I am an experienced IT-security engineer, consultant and project manager with more than 10 years under my belt. In this category I publish my own whitepapers and findings as well as warnings and interesting information from other corners of the web.
German IT-news service heise online reports about a dangerous change which comes with the update of Google's Android app store "Play". According to heise, after the update, app permissions will be organized in groups and apps can request new permissions from a permission group for which they already have permission, without additional user approval. Until now, users have to explicitly approve every newly requested permission on update.
I hold a Finnish identity card with strong authentication certificate (FINeID). The FINeID website states, this card could also be used for online banking, so I contacted my bank Nordea and asked how to do that. The first answer was a mile long copy-paste text about the FINeID card which was no clear answer to my question, so I asked again and received the information that Nordea Finland offers any kind of card authentication only for business customers. After I pointed out that the current code system is obsolete and insecure and that I used HBCI cards for online banking in Germany already 10 years before I moved to Finland, the customer service replied that Nordea's netbank code system was oldfashioned but quite secure.
Well, let's have a look at how secure the system really is...

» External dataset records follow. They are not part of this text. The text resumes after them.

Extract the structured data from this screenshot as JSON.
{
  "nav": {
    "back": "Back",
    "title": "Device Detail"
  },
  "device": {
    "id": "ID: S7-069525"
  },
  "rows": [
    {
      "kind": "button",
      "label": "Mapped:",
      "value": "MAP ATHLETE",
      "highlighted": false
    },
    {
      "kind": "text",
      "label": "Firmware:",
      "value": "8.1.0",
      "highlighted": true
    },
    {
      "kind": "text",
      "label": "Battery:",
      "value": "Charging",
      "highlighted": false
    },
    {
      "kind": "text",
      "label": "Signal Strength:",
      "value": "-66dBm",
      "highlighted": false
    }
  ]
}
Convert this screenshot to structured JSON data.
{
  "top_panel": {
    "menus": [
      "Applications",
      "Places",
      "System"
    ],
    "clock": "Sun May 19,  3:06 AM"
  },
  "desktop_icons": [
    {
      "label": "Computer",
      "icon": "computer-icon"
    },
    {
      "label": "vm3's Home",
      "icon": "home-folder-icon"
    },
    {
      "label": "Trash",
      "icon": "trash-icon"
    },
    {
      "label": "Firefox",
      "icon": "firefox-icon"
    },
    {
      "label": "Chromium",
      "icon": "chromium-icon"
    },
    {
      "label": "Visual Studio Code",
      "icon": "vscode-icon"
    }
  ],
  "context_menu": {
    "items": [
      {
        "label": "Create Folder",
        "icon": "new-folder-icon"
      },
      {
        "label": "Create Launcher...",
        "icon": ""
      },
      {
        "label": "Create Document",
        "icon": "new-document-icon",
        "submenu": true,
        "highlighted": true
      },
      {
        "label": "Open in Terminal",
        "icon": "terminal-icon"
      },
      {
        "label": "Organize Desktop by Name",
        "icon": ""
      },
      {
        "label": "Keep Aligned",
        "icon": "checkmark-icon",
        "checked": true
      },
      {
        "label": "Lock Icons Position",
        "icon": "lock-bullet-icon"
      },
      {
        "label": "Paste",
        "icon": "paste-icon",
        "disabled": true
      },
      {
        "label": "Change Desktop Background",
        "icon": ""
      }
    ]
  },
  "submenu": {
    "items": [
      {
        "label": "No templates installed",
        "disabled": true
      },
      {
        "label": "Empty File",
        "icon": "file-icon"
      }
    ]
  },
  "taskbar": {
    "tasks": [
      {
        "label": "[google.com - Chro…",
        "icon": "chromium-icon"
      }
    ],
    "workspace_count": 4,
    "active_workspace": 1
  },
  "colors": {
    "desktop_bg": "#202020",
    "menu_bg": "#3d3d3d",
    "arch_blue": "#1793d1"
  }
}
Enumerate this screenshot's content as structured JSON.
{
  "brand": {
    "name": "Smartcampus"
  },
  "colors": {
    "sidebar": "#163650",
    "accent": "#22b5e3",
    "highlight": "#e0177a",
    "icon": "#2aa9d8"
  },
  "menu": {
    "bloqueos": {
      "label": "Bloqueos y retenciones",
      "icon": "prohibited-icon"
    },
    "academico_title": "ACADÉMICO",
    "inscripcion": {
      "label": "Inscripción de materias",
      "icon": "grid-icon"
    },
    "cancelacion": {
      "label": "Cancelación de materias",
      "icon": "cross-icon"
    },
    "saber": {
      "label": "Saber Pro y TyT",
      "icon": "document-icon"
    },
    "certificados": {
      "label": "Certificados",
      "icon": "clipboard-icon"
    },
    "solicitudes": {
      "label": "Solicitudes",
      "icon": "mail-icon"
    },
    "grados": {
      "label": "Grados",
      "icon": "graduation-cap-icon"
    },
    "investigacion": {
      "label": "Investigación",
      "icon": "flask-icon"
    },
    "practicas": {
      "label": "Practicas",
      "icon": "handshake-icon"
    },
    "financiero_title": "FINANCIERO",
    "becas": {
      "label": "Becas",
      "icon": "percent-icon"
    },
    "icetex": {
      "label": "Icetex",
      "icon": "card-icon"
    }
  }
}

After finding out about Google using data from my Android device at least for targeted advertising, I looked for alternative cloudservices and other solutions.